↓↓↓
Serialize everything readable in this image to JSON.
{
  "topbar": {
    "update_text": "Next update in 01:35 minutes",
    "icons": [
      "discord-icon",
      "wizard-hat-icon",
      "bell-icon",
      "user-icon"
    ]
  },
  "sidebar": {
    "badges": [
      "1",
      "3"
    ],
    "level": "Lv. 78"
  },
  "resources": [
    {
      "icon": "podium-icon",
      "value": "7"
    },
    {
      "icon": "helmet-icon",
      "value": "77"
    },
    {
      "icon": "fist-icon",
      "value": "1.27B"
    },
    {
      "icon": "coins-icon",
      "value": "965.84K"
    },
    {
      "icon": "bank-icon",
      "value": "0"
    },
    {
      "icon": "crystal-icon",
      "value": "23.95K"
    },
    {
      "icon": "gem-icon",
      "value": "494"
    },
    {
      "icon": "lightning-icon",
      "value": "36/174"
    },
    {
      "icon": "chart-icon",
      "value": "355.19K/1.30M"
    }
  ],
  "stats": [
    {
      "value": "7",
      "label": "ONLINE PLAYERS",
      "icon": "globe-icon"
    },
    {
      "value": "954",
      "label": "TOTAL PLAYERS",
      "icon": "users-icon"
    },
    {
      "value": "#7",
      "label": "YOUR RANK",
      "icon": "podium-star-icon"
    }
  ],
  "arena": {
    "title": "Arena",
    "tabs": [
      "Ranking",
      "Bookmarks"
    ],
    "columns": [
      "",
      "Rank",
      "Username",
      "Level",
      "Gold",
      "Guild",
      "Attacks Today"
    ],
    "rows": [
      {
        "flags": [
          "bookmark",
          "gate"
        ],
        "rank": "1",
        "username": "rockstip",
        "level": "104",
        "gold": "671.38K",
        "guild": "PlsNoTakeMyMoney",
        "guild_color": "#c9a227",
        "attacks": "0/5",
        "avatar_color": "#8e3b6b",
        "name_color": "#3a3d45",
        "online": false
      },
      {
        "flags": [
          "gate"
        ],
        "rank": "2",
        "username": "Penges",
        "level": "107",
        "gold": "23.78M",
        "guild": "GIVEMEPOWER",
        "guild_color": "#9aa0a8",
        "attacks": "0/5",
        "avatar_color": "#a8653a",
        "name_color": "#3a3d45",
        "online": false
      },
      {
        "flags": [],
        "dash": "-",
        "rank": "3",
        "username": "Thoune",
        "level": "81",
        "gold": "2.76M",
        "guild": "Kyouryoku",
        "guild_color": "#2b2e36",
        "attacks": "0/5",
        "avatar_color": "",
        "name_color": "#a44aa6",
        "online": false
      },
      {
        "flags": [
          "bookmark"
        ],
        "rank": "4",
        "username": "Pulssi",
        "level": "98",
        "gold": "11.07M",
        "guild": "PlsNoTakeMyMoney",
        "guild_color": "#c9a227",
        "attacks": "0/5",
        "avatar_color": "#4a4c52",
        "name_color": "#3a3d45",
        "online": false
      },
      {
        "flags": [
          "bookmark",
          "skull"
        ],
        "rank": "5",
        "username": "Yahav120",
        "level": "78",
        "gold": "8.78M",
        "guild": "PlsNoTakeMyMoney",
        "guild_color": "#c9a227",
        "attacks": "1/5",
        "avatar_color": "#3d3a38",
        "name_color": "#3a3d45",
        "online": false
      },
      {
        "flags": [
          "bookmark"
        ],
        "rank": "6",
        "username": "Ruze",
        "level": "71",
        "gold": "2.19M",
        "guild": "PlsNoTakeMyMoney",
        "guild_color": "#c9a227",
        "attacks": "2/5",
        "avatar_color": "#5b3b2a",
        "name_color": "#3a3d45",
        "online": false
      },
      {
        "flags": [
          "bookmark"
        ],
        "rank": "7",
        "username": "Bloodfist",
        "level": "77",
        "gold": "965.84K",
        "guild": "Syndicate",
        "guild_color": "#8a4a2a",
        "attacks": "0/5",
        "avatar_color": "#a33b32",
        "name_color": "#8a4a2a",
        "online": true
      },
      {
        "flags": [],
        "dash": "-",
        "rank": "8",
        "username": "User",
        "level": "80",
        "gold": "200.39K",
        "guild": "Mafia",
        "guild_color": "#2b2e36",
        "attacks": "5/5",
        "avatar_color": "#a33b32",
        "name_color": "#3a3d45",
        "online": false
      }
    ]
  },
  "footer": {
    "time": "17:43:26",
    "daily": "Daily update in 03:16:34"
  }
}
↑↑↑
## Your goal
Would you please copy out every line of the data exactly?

## Reply to the task
Serialize everything readable in this image to JSON.
{
  "topbar": {
    "update_text": "Next update in 01:35 minutes",
    "icons": [
      "discord-icon",
      "wizard-hat-icon",
      "bell-icon",
      "user-icon"
    ]
  },
  "sidebar": {
    "badges": [
      "1",
      "3"
    ],
    "level": "Lv. 78"
  },
  "resources": [
    {
      "icon": "podium-icon",
      "value": "7"
    },
    {
      "icon": "helmet-icon",
      "value": "77"
    },
    {
      "icon": "fist-icon",
      "value": "1.27B"
    },
    {
      "icon": "coins-icon",
      "value": "965.84K"
    },
    {
      "icon": "bank-icon",
      "value": "0"
    },
    {
      "icon": "crystal-icon",
      "value": "23.95K"
    },
    {
      "icon": "gem-icon",
      "value": "494"
    },
    {
      "icon": "lightning-icon",
      "value": "36/174"
    },
    {
      "icon": "chart-icon",
      "value": "355.19K/1.30M"
    }
  ],
  "stats": [
    {
      "value": "7",
      "label": "ONLINE PLAYERS",
      "icon": "globe-icon"
    },
    {
      "value": "954",
      "label": "TOTAL PLAYERS",
      "icon": "users-icon"
    },
    {
      "value": "#7",
      "label": "YOUR RANK",
      "icon": "podium-star-icon"
    }
  ],
  "arena": {
    "title": "Arena",
    "tabs": [
      "Ranking",
      "Bookmarks"
    ],
    "columns": [
      "",
      "Rank",
      "Username",
      "Level",
      "Gold",
      "Guild",
      "Attacks Today"
    ],
    "rows": [
      {
        "flags": [
          "bookmark",
          "gate"
        ],
        "rank": "1",
        "username": "rockstip",
        "level": "104",
        "gold": "671.38K",
        "guild": "PlsNoTakeMyMoney",
        "guild_color": "#c9a227",
        "attacks": "0/5",
        "avatar_color": "#8e3b6b",
        "name_color": "#3a3d45",
        "online": false
      },
      {
        "flags": [
          "gate"
        ],
        "rank": "2",
        "username": "Penges",
        "level": "107",
        "gold": "23.78M",
        "guild": "GIVEMEPOWER",
        "guild_color": "#9aa0a8",
        "attacks": "0/5",
        "avatar_color": "#a8653a",
        "name_color": "#3a3d45",
        "online": false
      },
      {
        "flags": [],
        "dash": "-",
        "rank": "3",
        "username": "Thoune",
        "level": "81",
        "gold": "2.76M",
        "guild": "Kyouryoku",
        "guild_color": "#2b2e36",
        "attacks": "0/5",
        "avatar_color": "",
        "name_color": "#a44aa6",
        "online": false
      },
      {
        "flags": [
          "bookmark"
        ],
        "rank": "4",
        "username": "Pulssi",
        "level": "98",
        "gold": "11.07M",
        "guild": "PlsNoTakeMyMoney",
        "guild_color": "#c9a227",
        "attacks": "0/5",
        "avatar_color": "#4a4c52",
        "name_color": "#3a3d45",
        "online": false
      },
      {
        "flags": [
          "bookmark",
          "skull"
        ],
        "rank": "5",
        "username": "Yahav120",
        "level": "78",
        "gold": "8.78M",
        "guild": "PlsNoTakeMyMoney",
        "guild_color": "#c9a227",
        "attacks": "1/5",
        "avatar_color": "#3d3a38",
        "name_color": "#3a3d45",
        "online": false
      },
      {
        "flags": [
          "bookmark"
        ],
        "rank": "6",
        "username": "Ruze",
        "level": "71",
        "gold": "2.19M",
        "guild": "PlsNoTakeMyMoney",
        "guild_color": "#c9a227",
        "attacks": "2/5",
        "avatar_color": "#5b3b2a",
        "name_color": "#3a3d45",
        "online": false
      },
      {
        "flags": [
          "bookmark"
        ],
        "rank": "7",
        "username": "Bloodfist",
        "level": "77",
        "gold": "965.84K",
        "guild": "Syndicate",
        "guild_color": "#8a4a2a",
        "attacks": "0/5",
        "avatar_color": "#a33b32",
        "name_color": "#8a4a2a",
        "online": true
      },
      {
        "flags": [],
        "dash": "-",
        "rank": "8",
        "username": "User",
        "level": "80",
        "gold": "200.39K",
        "guild": "Mafia",
        "guild_color": "#2b2e36",
        "attacks": "5/5",
        "avatar_color": "#a33b32",
        "name_color": "#3a3d45",
        "online": false
      }
    ]
  },
  "footer": {
    "time": "17:43:26",
    "daily": "Daily update in 03:16:34"
  }
}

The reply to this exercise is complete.